**AIM OF THE TASK:**
Looking through the records that follow, determine how many lines contain "color" and reply with that number alone.

(Records excerpted from a collection)

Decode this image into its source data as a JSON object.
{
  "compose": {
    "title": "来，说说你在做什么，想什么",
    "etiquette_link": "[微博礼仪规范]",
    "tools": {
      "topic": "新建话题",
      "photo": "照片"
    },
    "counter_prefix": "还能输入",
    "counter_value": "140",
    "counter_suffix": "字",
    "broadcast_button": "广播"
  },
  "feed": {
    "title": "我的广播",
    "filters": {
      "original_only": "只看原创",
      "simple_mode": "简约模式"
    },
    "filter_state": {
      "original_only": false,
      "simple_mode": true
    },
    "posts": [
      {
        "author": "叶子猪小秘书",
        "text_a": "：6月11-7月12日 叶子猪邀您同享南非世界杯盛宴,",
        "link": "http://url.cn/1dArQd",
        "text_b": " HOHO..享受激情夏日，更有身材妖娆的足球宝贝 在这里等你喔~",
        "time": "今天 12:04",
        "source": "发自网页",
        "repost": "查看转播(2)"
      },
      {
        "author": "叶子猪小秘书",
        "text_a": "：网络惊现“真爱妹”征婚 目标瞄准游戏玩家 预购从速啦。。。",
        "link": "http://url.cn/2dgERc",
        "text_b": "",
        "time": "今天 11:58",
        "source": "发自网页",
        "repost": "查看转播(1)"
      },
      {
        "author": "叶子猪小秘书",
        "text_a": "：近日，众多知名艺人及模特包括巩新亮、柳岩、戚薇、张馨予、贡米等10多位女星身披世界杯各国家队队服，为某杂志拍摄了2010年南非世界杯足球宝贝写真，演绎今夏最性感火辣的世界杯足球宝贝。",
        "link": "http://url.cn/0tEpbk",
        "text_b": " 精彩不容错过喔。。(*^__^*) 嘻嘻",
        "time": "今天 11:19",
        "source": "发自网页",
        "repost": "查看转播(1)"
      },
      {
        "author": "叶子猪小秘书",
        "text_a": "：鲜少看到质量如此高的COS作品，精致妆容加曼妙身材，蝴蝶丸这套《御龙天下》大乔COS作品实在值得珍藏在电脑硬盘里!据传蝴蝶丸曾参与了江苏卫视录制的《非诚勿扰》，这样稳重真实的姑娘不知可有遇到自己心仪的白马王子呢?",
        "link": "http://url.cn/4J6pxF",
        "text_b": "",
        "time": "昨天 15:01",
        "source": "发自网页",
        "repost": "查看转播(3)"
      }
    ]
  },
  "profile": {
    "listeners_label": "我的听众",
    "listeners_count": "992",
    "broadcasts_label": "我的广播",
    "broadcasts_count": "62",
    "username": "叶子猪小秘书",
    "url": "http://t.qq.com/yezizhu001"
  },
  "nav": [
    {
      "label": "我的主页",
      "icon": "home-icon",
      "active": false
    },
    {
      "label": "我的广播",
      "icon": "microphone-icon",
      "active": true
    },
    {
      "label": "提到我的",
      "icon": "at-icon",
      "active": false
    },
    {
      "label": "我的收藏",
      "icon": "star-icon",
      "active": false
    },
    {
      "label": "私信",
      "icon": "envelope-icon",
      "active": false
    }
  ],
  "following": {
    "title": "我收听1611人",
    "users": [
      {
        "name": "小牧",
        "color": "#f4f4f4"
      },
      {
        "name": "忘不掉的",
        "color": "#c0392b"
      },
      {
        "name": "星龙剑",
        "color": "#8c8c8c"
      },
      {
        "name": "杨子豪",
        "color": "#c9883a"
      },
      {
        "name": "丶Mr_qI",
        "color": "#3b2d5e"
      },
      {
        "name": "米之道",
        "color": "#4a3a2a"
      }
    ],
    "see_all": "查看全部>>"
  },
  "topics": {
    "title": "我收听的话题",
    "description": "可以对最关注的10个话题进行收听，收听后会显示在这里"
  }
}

**RESPONSE AREA:**
6